▶ [Aim of the task]: Filter by the string "JSON": return the lines of the material that contain it.

▶ [Exercise data]:

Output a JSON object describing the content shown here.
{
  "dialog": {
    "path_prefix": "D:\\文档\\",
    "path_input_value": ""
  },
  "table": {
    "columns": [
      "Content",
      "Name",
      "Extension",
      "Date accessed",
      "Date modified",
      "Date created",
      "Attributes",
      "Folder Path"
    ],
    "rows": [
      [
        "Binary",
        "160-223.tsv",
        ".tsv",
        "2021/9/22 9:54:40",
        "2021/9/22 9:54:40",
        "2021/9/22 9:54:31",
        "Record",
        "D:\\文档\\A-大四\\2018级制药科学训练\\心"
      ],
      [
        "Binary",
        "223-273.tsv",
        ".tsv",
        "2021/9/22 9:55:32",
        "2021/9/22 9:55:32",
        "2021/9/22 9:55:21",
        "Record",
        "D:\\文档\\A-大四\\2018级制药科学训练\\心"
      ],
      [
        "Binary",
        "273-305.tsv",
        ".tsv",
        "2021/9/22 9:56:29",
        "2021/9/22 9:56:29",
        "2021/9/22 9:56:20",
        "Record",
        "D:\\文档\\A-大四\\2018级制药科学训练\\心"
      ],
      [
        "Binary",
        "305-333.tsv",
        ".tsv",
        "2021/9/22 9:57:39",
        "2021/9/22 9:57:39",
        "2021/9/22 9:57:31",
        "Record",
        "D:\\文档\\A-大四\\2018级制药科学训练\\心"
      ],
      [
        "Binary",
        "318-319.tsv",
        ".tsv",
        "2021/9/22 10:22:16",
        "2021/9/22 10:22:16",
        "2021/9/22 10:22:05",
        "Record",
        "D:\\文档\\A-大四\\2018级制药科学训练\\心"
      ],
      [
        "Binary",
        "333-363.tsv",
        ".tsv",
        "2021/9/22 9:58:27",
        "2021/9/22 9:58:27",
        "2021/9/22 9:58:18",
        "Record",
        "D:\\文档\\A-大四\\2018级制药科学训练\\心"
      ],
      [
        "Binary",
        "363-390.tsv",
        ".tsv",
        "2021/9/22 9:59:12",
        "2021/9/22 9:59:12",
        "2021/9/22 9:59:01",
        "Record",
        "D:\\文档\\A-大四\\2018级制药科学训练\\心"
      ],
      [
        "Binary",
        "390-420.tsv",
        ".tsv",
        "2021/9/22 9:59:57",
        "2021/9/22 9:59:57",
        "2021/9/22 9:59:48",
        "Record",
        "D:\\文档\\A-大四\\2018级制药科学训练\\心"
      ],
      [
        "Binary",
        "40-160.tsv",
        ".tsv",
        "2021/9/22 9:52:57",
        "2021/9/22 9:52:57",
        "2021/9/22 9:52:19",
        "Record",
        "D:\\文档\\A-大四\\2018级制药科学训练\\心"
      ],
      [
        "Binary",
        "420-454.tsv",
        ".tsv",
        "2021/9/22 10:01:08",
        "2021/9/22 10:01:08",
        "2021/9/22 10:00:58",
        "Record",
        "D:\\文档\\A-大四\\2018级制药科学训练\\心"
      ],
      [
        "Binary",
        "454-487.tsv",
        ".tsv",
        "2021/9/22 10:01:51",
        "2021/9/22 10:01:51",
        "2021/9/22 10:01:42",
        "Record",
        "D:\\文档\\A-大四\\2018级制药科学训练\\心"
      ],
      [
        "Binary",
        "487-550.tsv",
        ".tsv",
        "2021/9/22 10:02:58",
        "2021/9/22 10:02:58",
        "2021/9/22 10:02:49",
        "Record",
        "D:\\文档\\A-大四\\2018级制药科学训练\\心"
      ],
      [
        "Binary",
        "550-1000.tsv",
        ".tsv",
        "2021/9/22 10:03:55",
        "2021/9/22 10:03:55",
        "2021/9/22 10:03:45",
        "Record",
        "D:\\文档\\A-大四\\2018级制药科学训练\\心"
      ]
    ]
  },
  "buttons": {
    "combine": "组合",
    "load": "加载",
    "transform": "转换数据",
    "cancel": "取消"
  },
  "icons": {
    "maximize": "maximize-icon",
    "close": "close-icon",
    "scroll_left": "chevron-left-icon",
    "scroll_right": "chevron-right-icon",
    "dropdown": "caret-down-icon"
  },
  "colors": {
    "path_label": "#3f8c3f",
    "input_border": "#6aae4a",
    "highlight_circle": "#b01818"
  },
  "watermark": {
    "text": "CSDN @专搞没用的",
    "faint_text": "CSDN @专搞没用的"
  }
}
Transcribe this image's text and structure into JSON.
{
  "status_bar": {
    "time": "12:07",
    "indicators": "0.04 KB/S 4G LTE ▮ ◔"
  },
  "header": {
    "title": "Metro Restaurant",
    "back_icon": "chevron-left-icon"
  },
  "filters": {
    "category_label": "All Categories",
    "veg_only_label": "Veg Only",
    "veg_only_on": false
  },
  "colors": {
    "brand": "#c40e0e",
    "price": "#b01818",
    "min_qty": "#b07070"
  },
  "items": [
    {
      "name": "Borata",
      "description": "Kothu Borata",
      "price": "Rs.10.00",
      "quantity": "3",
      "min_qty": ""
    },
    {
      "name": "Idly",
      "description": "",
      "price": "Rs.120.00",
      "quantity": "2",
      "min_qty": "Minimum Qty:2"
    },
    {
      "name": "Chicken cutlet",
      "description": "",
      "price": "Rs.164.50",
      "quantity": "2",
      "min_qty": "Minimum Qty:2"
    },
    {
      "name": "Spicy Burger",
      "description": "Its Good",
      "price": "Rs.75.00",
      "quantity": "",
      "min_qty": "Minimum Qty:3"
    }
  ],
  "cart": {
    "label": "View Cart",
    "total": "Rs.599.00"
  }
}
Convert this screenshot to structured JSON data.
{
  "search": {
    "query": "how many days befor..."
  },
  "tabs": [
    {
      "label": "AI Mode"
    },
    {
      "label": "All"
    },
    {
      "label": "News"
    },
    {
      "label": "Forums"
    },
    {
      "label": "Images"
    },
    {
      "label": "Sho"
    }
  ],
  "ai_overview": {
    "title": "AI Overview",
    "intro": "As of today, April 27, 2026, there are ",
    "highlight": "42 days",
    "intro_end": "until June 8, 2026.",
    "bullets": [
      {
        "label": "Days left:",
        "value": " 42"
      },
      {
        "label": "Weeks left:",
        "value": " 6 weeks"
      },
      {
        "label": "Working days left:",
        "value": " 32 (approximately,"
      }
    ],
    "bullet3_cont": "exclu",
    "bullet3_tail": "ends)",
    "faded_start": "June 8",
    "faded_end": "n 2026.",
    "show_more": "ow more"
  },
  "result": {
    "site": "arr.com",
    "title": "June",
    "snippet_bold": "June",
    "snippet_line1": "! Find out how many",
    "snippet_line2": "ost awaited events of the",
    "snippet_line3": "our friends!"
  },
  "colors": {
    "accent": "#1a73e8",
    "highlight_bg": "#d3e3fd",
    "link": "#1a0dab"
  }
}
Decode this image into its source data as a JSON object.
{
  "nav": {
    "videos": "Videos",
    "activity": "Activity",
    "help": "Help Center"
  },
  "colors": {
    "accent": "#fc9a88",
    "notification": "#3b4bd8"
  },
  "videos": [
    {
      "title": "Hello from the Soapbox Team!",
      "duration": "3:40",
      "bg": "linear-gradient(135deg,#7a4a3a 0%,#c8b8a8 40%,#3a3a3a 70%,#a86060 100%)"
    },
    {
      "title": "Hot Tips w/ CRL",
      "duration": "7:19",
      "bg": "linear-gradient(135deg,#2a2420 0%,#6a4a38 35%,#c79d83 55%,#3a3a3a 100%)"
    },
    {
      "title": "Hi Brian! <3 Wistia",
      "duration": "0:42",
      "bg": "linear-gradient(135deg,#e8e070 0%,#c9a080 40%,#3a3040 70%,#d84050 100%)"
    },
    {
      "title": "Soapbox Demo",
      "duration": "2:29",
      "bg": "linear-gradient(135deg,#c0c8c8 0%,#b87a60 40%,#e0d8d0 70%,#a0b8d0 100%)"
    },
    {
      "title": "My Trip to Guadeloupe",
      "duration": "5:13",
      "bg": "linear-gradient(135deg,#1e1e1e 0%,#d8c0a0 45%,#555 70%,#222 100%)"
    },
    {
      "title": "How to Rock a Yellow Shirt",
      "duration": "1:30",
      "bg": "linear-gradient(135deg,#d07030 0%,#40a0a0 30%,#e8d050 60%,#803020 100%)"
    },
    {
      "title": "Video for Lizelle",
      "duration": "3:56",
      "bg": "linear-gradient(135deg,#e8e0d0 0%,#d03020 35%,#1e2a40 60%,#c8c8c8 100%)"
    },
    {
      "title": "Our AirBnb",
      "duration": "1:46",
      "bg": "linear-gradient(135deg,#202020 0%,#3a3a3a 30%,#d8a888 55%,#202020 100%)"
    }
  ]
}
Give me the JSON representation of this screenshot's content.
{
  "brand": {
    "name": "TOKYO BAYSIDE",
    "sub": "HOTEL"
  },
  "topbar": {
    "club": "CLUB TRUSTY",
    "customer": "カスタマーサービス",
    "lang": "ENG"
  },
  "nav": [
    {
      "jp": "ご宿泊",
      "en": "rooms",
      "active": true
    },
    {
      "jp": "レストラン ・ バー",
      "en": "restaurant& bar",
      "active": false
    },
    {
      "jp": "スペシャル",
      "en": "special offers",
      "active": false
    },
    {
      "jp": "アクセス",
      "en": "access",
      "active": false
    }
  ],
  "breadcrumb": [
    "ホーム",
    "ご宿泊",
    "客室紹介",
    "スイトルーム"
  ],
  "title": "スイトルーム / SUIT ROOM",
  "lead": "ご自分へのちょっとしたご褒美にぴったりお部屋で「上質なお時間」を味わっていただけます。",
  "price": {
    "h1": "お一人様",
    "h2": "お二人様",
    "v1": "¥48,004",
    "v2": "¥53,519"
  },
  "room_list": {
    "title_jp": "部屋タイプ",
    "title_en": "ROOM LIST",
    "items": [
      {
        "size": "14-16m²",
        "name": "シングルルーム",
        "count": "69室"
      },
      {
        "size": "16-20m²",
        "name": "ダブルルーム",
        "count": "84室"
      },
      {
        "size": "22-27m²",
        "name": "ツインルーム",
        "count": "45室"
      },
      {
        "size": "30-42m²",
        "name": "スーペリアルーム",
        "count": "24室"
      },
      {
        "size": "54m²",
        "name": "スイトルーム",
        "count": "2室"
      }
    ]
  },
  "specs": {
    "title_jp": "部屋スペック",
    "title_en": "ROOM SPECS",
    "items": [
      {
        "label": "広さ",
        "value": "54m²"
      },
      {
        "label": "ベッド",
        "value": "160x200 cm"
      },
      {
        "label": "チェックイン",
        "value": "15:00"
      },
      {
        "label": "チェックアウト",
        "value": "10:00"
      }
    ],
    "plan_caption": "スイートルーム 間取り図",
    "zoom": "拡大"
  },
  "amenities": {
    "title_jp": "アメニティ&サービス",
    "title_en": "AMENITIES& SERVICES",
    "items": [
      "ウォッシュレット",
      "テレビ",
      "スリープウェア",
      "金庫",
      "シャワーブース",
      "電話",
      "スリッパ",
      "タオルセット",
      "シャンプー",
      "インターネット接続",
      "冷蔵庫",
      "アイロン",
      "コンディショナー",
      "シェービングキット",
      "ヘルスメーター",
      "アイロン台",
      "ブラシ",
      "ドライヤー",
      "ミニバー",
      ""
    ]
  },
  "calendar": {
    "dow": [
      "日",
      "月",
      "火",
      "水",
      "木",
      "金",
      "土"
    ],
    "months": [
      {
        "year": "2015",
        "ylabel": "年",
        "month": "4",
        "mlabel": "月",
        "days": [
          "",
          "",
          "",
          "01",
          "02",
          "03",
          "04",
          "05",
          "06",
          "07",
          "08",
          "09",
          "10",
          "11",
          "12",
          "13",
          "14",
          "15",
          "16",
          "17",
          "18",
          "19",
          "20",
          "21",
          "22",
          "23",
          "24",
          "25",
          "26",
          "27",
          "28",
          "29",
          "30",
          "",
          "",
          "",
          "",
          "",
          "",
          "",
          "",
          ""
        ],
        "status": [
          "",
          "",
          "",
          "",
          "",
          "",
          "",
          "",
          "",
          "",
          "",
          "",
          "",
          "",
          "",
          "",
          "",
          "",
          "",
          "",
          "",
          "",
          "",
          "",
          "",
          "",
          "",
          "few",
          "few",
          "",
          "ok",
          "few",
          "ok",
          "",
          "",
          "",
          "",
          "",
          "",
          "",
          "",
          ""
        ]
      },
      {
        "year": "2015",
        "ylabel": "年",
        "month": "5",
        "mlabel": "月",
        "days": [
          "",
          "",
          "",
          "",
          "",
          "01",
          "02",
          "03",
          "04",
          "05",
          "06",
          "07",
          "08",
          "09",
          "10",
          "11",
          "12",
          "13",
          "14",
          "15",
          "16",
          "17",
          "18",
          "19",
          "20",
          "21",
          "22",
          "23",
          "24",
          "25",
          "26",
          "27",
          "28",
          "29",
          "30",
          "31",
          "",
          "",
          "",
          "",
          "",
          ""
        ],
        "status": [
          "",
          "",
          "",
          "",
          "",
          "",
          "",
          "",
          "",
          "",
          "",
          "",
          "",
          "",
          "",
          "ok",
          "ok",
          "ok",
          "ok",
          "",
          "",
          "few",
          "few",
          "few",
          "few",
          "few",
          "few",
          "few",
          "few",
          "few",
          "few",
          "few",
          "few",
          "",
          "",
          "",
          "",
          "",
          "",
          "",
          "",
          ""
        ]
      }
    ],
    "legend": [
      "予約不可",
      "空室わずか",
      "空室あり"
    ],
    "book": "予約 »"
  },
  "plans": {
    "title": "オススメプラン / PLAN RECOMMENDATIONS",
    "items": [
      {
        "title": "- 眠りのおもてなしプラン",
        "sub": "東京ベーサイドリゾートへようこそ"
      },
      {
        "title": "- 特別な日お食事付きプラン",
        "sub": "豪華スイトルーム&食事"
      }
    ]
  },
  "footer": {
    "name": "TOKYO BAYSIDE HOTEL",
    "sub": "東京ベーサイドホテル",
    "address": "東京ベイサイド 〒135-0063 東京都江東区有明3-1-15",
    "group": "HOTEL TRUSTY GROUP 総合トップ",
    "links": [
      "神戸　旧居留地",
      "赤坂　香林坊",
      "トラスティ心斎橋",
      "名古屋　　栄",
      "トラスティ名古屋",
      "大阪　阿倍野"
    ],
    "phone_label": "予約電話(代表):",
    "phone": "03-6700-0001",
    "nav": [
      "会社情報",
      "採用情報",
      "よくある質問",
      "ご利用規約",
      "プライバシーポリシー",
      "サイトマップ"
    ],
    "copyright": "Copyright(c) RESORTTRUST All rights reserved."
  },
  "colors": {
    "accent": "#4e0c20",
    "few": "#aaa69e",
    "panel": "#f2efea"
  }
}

▶ [Written reply]:
Output a JSON object describing the content shown here.
Transcribe this image's text and structure into JSON.
Convert this screenshot to structured JSON data.
Decode this image into its source data as a JSON object.
Give me the JSON representation of this screenshot's content.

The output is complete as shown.